Power from the burnt gases in the combustion chamber is delivered to the crankshaft through the piston,piston pin and connecting rod.The crankshaft (fig.3.62) changes reciprocating motion of the piston in cylinder to the rotary motion of the flywheel.Conversion of motion is executed by use of the offset in the crankshaft.Each offset part of the crankshaft has a bearing surface known as a crank pin to which the connecting rod is attached.Crank-through is the offset from the crankshaft centre line. The stroke of the piston is controlled by the throw of the crankshaft. The combustion force is transferred to the crank-throw after the crankshaft has moved past top dead centre to produce turning effort or torque, which rotates the crankshaft. Thus all the engine power is delivered through the crankshaft. The cam-shaft is rotated by the crankshaft through gears using chain driven or belt driven sprockets. The cam-shaft drive is timed for opening of the valves in relation to the piston position. The crankshaft rotates in main bearings, which are split in half for assembly around the crankshaft main bearing journals.
Both the crankshaft and camshaft must be capable of withstanding the intermittent variable loads impressed on them. During transfer of torque to the output shaft, the force deflects the crankshaft. This deflection occurs due to
bending and twisting of the crankshaft. Crankshaft deflections are directly related to engine roughness. When deflections of the crankshaft occur at same vibrational or resonant frequency as another engine part, the parts vibrate together. These vibrations may reach the audible level producing a “thumping” sound. The part may fail if this type of vibration is allowed to continue. Harmful resonant frequencies of the crankshaft are damped using a torsional vibration damper. Torsional stiffness is one of the most important crankshaft design requirements. This can be achieved by using material with the correct physical properties and by minimizing stress concentration.

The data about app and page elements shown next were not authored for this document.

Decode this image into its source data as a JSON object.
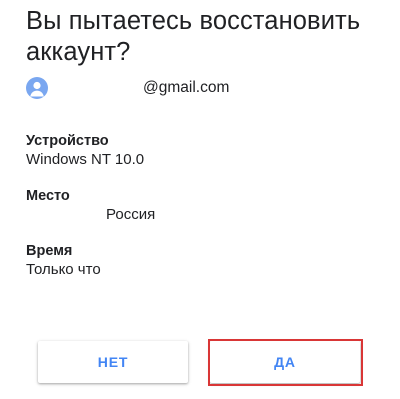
{
  "dialog": {
    "title": "Вы пытаетесь восстановить аккаунт?",
    "account": {
      "email_suffix": "@gmail.com",
      "avatar_icon": "person-avatar-icon",
      "avatar_color": "#7aa7f0"
    },
    "details": [
      {
        "label": "Устройство",
        "value": "Windows NT 10.0"
      },
      {
        "label": "Место",
        "value": "Россия"
      },
      {
        "label": "Время",
        "value": "Только что"
      }
    ]
  },
  "buttons": {
    "no_label": "НЕТ",
    "yes_label": "ДА",
    "accent_color": "#4285f4",
    "highlight_color": "#d93636"
  }
}
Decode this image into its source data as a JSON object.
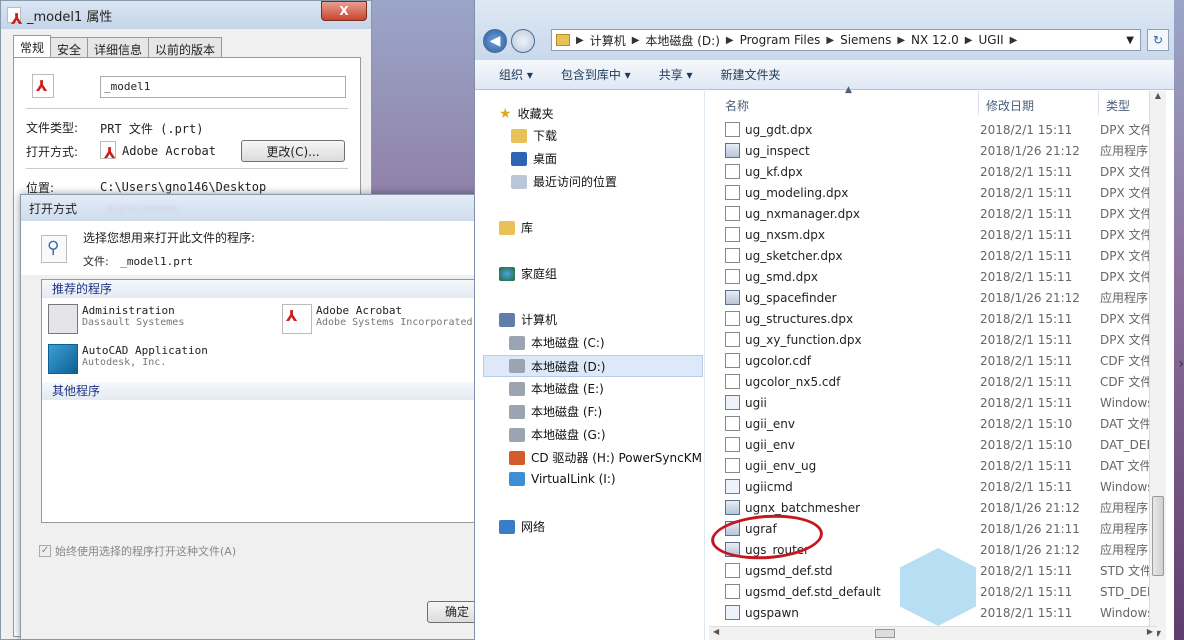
{
  "props": {
    "title": "_model1 属性",
    "close": "X",
    "tabs": [
      "常规",
      "安全",
      "详细信息",
      "以前的版本"
    ],
    "filename": "_model1",
    "type_label": "文件类型:",
    "type_value": "PRT 文件 (.prt)",
    "openwith_label": "打开方式:",
    "openwith_value": "Adobe Acrobat",
    "change_button": "更改(C)...",
    "location_label": "位置:",
    "location_value": "C:\\Users\\gno146\\Desktop"
  },
  "openwith": {
    "title": "打开方式",
    "prompt": "选择您想用来打开此文件的程序:",
    "file_label": "文件:",
    "file_value": "_model1.prt",
    "recommended_header": "推荐的程序",
    "programs": [
      {
        "name": "Administration",
        "vendor": "Dassault Systemes"
      },
      {
        "name": "Adobe Acrobat",
        "vendor": "Adobe Systems Incorporated"
      },
      {
        "name": "AutoCAD Application",
        "vendor": "Autodesk, Inc."
      }
    ],
    "other_header": "其他程序",
    "always_use": "始终使用选择的程序打开这种文件(A)",
    "ok_button": "确定"
  },
  "explorer": {
    "breadcrumb": [
      "计算机",
      "本地磁盘 (D:)",
      "Program Files",
      "Siemens",
      "NX 12.0",
      "UGII"
    ],
    "toolbar": [
      "组织 ▾",
      "包含到库中 ▾",
      "共享 ▾",
      "新建文件夹"
    ],
    "nav": {
      "favorites": "收藏夹",
      "downloads": "下载",
      "desktop": "桌面",
      "recent": "最近访问的位置",
      "library": "库",
      "homegroup": "家庭组",
      "computer": "计算机",
      "drives": [
        "本地磁盘 (C:)",
        "本地磁盘 (D:)",
        "本地磁盘 (E:)",
        "本地磁盘 (F:)",
        "本地磁盘 (G:)",
        "CD 驱动器 (H:) PowerSyncKM",
        "VirtualLink (I:)"
      ],
      "network": "网络"
    },
    "columns": {
      "name": "名称",
      "date": "修改日期",
      "type": "类型"
    },
    "files": [
      {
        "name": "ug_gdt.dpx",
        "date": "2018/2/1 15:11",
        "type": "DPX 文件",
        "icon": "doc"
      },
      {
        "name": "ug_inspect",
        "date": "2018/1/26 21:12",
        "type": "应用程序",
        "icon": "exe"
      },
      {
        "name": "ug_kf.dpx",
        "date": "2018/2/1 15:11",
        "type": "DPX 文件",
        "icon": "doc"
      },
      {
        "name": "ug_modeling.dpx",
        "date": "2018/2/1 15:11",
        "type": "DPX 文件",
        "icon": "doc"
      },
      {
        "name": "ug_nxmanager.dpx",
        "date": "2018/2/1 15:11",
        "type": "DPX 文件",
        "icon": "doc"
      },
      {
        "name": "ug_nxsm.dpx",
        "date": "2018/2/1 15:11",
        "type": "DPX 文件",
        "icon": "doc"
      },
      {
        "name": "ug_sketcher.dpx",
        "date": "2018/2/1 15:11",
        "type": "DPX 文件",
        "icon": "doc"
      },
      {
        "name": "ug_smd.dpx",
        "date": "2018/2/1 15:11",
        "type": "DPX 文件",
        "icon": "doc"
      },
      {
        "name": "ug_spacefinder",
        "date": "2018/1/26 21:12",
        "type": "应用程序",
        "icon": "exe"
      },
      {
        "name": "ug_structures.dpx",
        "date": "2018/2/1 15:11",
        "type": "DPX 文件",
        "icon": "doc"
      },
      {
        "name": "ug_xy_function.dpx",
        "date": "2018/2/1 15:11",
        "type": "DPX 文件",
        "icon": "doc"
      },
      {
        "name": "ugcolor.cdf",
        "date": "2018/2/1 15:11",
        "type": "CDF 文件",
        "icon": "doc"
      },
      {
        "name": "ugcolor_nx5.cdf",
        "date": "2018/2/1 15:11",
        "type": "CDF 文件",
        "icon": "doc"
      },
      {
        "name": "ugii",
        "date": "2018/2/1 15:11",
        "type": "Windows",
        "icon": "win"
      },
      {
        "name": "ugii_env",
        "date": "2018/2/1 15:10",
        "type": "DAT 文件",
        "icon": "doc"
      },
      {
        "name": "ugii_env",
        "date": "2018/2/1 15:10",
        "type": "DAT_DEFA",
        "icon": "doc"
      },
      {
        "name": "ugii_env_ug",
        "date": "2018/2/1 15:11",
        "type": "DAT 文件",
        "icon": "doc"
      },
      {
        "name": "ugiicmd",
        "date": "2018/2/1 15:11",
        "type": "Windows",
        "icon": "win"
      },
      {
        "name": "ugnx_batchmesher",
        "date": "2018/1/26 21:12",
        "type": "应用程序",
        "icon": "exe"
      },
      {
        "name": "ugraf",
        "date": "2018/1/26 21:11",
        "type": "应用程序",
        "icon": "exe"
      },
      {
        "name": "ugs_router",
        "date": "2018/1/26 21:12",
        "type": "应用程序",
        "icon": "exe"
      },
      {
        "name": "ugsmd_def.std",
        "date": "2018/2/1 15:11",
        "type": "STD 文件",
        "icon": "doc"
      },
      {
        "name": "ugsmd_def.std_default",
        "date": "2018/2/1 15:11",
        "type": "STD_DEF",
        "icon": "doc"
      },
      {
        "name": "ugspawn",
        "date": "2018/2/1 15:11",
        "type": "Windows",
        "icon": "win"
      }
    ],
    "colors": {
      "highlight_circle": "#c41820",
      "selection": "#dde9f8"
    }
  }
}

The crankshaft is located in the crankcase and is supported by main bearings. Figure 3.62 represents schematic view of a typical crankshaft. The angle of the crankshaft throws in relation to each other is selected to provide a smooth power output. V-8 engines use 90 degree and 6 cylinder engines use 120 degree crank throws. The engine firing order is determined from the angles selected. A crankshaft for a four cylinder engine is referred to a five bearing shaft. This means that the shaft has five main bearings, one on each side of every big end which makes the crankshaft very stiff and supports it well. As a result the engine is normally very smooth and long lasting.